Innovative Solution to Hazardous Industrial Waste
Jun 08 2010
Author: Dominik Wojewodka,
Hazardous waste, derived from industry or factories utilising incineration methods, is perceived as a significant problem for its owners, who tend to dedicate substantial financial resources either for waste storage or for its disposal. The lack of appropriate hazardous waste storage solutions and escalating costs of storage seem to be other complications. Moreover, waste-related regulations specify that not all types of waste can be directly stored. What should we do with the waste stored for years in the industrial factories?
New methods of stabilisation are important alternatives to traditional storage or expensive incineration methods. As a consequence of the stabilisation, hazardous waste can be converted into nonhazardous elements. Chemical Fixation and Solidification (CFS) technologies are well-developed methods in the process of hazardous waste stabilisation. At present, a great number of CFS technologies have been utilised in the process of connecting various types of organic and inorganic compounds. These methods are used with stabilisation of hazardous waste such as: soil contamination, sludge, ash, or slag.
Most of applied methods of stabilization have hinged on the implementation of cement and/or lime as the stabilising factor. The use of sole cement for solidification has major shortcomings: the large increase in volume (and mass) of the mixture, caused by the addition of a huge amount of cement, limited time of solidification’s durability, and large porosity. According to recent studies, the period of full cement connection lasts only 2 to 3 years, depending on the quantity and quality of used cement. After this period, the secondary leaching of pollution and its return to the environment take place.

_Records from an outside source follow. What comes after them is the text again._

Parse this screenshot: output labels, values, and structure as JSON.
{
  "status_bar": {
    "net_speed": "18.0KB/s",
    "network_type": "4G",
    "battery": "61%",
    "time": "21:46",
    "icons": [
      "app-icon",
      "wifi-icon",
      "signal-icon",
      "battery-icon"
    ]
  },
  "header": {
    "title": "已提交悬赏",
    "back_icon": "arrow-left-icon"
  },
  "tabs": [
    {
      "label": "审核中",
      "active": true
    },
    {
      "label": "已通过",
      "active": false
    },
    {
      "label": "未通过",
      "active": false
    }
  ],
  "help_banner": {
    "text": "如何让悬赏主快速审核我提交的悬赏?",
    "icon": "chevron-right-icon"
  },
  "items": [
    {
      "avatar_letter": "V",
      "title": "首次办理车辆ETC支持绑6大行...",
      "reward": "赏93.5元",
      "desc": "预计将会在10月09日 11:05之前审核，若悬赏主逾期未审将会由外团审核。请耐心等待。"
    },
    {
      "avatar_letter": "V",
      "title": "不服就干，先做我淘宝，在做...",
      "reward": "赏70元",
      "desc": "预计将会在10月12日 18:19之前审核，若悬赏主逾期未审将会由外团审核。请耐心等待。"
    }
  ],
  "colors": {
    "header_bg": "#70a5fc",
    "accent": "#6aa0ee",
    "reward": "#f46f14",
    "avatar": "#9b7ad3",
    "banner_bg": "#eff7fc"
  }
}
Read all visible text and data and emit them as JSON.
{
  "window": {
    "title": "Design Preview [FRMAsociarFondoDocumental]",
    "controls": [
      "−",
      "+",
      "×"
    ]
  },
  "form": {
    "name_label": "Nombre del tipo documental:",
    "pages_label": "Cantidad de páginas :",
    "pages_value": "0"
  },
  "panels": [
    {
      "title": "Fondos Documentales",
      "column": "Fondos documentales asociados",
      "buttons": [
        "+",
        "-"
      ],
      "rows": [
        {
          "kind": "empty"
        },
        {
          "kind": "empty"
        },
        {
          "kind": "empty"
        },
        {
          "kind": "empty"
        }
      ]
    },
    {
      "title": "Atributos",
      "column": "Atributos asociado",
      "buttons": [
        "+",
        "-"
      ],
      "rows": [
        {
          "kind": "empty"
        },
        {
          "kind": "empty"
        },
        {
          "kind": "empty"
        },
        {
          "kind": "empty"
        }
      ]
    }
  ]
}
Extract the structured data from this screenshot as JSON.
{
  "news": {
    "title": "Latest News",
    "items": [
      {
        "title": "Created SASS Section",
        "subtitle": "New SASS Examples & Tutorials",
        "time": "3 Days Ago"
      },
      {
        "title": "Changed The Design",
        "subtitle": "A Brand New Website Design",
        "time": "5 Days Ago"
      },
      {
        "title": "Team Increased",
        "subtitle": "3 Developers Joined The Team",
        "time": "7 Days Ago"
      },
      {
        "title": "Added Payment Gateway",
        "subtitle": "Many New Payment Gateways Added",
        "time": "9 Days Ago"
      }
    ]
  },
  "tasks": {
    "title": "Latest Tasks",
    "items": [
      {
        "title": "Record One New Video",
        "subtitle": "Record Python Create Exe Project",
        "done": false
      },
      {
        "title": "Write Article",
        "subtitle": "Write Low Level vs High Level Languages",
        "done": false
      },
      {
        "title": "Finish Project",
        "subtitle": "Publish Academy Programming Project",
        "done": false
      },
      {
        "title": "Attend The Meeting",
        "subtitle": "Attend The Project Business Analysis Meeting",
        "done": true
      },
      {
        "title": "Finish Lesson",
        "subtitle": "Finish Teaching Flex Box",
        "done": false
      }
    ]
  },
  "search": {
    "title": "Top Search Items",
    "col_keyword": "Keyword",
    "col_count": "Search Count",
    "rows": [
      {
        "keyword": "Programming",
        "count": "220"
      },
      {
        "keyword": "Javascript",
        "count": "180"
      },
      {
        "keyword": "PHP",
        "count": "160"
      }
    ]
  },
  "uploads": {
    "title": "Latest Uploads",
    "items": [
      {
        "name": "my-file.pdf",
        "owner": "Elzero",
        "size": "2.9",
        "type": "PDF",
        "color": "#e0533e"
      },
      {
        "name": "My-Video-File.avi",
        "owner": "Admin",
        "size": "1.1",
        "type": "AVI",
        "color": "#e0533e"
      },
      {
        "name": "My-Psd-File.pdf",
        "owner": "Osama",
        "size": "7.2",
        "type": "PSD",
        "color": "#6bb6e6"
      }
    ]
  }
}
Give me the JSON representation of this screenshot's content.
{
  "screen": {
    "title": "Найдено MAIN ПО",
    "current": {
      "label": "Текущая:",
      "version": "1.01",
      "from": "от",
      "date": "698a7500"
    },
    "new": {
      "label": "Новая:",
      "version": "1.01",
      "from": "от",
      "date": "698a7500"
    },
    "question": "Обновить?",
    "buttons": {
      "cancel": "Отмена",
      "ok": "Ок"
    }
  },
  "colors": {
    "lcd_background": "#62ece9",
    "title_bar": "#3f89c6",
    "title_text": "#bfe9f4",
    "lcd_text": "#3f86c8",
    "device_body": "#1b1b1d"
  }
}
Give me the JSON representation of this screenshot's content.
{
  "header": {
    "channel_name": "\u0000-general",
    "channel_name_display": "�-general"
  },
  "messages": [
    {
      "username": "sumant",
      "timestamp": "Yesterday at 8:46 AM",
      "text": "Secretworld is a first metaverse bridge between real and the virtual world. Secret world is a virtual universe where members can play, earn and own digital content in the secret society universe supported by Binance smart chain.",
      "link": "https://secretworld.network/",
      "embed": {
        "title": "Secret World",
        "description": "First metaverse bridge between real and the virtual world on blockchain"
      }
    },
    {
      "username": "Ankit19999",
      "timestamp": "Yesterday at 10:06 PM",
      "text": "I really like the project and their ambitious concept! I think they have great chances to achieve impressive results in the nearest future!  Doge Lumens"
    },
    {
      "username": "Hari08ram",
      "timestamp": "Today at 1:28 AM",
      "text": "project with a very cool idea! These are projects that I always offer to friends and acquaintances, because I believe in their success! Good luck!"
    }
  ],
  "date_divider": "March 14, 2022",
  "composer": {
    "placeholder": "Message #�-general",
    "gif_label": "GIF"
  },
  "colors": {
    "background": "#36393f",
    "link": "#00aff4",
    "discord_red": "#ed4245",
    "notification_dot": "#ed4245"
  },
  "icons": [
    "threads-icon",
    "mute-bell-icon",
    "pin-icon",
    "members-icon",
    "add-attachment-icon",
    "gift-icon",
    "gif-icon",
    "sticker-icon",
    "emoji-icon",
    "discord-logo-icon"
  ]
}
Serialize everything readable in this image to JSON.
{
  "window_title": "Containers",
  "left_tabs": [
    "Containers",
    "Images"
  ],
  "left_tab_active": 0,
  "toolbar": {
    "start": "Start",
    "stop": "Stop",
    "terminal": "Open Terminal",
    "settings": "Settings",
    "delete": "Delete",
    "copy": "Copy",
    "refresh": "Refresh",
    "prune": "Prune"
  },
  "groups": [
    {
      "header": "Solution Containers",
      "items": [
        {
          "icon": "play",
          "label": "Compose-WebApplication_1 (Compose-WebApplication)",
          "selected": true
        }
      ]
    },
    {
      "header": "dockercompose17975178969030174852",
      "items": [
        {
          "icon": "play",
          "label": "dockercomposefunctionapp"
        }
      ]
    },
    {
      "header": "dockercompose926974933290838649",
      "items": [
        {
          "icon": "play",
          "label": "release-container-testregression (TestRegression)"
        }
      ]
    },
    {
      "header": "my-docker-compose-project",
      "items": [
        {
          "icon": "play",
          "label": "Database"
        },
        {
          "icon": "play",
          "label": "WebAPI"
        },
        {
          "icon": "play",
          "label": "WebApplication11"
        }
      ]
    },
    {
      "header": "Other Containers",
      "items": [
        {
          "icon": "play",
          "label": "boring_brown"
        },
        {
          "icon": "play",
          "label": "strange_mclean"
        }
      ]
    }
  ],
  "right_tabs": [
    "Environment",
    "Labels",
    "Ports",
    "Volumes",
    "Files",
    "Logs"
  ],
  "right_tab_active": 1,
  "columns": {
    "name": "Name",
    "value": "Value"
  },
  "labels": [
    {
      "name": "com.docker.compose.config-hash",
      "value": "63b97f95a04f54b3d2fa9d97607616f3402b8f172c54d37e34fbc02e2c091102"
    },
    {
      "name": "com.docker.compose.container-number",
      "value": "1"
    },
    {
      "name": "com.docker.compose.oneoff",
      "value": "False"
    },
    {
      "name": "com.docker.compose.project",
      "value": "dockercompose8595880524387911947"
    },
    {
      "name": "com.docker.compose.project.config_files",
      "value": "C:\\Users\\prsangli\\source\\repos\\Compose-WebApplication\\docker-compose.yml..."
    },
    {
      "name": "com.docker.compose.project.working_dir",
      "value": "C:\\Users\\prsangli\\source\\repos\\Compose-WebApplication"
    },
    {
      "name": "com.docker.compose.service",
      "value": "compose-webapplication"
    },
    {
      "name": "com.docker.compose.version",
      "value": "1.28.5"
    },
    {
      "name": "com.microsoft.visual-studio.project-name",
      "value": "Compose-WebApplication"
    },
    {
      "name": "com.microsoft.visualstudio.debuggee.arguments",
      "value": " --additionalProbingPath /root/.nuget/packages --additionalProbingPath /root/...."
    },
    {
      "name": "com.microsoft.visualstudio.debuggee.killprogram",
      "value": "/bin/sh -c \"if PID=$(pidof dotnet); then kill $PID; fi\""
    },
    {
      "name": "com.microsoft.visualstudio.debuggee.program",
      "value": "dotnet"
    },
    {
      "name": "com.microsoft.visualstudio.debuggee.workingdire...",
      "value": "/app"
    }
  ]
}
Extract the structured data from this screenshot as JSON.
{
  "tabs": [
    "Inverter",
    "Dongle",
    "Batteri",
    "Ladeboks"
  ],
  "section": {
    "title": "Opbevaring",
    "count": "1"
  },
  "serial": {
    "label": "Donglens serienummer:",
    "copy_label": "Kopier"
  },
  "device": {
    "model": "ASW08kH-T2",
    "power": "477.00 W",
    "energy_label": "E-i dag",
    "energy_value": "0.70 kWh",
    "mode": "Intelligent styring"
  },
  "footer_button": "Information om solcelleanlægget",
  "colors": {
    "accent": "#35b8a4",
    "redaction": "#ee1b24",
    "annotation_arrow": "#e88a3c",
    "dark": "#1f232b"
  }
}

Polish company Ecotech developed an alternative stabilisation approach, using magnesium compounds. The patent-protected process, called EnviroMix®, is based on the connection of pollution as thermodynamically stable minerals phases and on altering organic pollution into microcapsules of mineral structures. The process focuses on the combination of catalytic reactions and the use of corresponding additions. It is not connected to any incineration processes. As a consequence of catalytic reaction, three-dimensional polymerisation of the synthetic mineral matrix, which imitates naturally existing structures, takes place. Then, connected pollutions are solidified in a firm matrix that is highly resistant to crumpling. To put it simply, the process involves the closure of pollution in an “artificial rock”. Owing to it, the guarantee of safety is simply limitless, no matter whether stabilised waste would be crumbled or put in the sour environment. Thus, adopters of the technology can use waste for building materials such as ballast, aggregate, or filling materials to concrete. In such a case, we talk about the recovery of hazardous waste. Effectiveness of this process is so high that postprocess waters of high salinity level may be used to hydrate solid waste. The absorption of carbon dioxide from the atmosphere during the stabilisation process appears to be an additional ecological facet. Stabilising material is of natural origin (not subject to REACH regulation), and the surface of
35m2/g insures previously unheard-of reactivity.
The following table presents comparative results of leaching for the chosen parameters of EnviroMix® stabilisation and a “classic” method that uses cement of Portland and lime. The study was conducted by one of Ecotech’s customers.
Mar 12 2024 London, UK
Mar 19 2024 Moscow, Russia
Mar 25 2024 Grapevine, TX, USA
Apr 16 2024 Moscow, Russia
Apr 18 2024 Shanghai, China